My doctor gave me 3 scripts last night: for Malarone, an anti typhoid drug (typhoid vivhot), and a broad spectrum antibiotic Levaquin, (just in case I needed it I really hate taking antibiotics unless I absolutely have to).
I read the other thread about anti-malarials but it didn't mention Wakatobi, Bali or Lembeh. Did anyone take an antimalarial and/or typhoid before/during/after travel to those places?
My travel companions are split as to whether or not you need them there. I will get the antibiotic filled because I'll be gone 3 weeks so its a good thing to have, I guess.
I heard the malarone is pretty expensive. Oh, my doc also gave me an Hep A vaccine last night.


I took similar stuff with me on trips to Bali, Sulawesi, RA and didn't use any of it. More common OTC meds can be really handy during diving trips too: anti-histamines, decongestants - think mild ears/eyes/throat infections etc
Absolutely need to take antibiotics with you just in case... and certainly get Hep B and heed other great info in replies. I'm not a doctor, and I don't play one on TV... blah blah :) but has anyone else noticed that real docs at travel health clinics don't really know the variety of conditions in a country as diverse as Indo?

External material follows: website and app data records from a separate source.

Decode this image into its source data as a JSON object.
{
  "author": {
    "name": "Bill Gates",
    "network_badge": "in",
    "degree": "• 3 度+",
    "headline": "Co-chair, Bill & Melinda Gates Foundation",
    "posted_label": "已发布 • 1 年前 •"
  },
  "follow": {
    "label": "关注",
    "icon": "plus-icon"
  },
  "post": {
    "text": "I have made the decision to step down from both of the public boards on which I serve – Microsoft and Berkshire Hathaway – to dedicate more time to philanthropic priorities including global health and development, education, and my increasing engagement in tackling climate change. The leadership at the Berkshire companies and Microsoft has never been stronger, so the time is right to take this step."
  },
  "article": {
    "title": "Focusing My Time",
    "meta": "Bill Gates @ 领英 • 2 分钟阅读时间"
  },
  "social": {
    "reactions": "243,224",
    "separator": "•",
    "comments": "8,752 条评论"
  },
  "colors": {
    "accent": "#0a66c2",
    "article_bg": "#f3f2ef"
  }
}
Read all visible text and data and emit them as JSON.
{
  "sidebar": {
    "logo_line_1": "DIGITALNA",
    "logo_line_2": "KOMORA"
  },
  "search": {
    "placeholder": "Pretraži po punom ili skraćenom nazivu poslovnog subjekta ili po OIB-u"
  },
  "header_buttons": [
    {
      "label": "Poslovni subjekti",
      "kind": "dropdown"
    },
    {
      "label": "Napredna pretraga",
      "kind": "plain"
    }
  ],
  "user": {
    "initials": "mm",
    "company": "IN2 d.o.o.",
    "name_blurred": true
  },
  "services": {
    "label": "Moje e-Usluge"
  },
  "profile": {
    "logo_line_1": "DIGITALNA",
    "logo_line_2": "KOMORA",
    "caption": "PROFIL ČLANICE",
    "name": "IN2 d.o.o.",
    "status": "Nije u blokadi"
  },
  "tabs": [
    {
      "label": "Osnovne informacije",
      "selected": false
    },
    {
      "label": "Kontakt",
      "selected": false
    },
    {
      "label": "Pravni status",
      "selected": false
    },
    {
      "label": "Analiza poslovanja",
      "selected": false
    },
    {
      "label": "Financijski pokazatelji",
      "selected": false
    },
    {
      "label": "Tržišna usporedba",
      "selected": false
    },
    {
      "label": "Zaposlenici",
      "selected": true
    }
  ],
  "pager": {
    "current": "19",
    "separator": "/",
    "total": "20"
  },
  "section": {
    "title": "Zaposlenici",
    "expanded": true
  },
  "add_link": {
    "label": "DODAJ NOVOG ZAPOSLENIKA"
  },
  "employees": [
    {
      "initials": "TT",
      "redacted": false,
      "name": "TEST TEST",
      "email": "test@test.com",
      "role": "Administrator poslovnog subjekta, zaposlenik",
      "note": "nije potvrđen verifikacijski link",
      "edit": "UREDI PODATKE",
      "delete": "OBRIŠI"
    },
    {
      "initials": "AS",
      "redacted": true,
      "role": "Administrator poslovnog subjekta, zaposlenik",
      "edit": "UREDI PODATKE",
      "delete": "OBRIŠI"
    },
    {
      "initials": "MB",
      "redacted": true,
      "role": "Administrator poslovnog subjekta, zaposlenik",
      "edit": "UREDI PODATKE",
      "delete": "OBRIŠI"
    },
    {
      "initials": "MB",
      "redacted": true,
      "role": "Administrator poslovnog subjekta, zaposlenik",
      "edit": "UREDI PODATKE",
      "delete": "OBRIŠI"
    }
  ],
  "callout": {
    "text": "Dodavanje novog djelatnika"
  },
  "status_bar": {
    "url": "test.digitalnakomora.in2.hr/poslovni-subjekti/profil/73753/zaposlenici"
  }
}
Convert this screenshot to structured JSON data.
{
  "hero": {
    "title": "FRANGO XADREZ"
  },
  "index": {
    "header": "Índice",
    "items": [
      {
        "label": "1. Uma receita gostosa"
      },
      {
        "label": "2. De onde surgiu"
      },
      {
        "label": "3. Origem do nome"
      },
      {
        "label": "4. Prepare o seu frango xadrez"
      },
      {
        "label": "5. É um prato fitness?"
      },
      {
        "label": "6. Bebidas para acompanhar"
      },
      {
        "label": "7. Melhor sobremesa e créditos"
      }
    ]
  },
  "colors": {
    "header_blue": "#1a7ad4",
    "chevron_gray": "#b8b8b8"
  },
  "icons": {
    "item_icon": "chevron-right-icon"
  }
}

By the way, please consider donating your unused medications (take original packaging with labels intact) to local free clinics...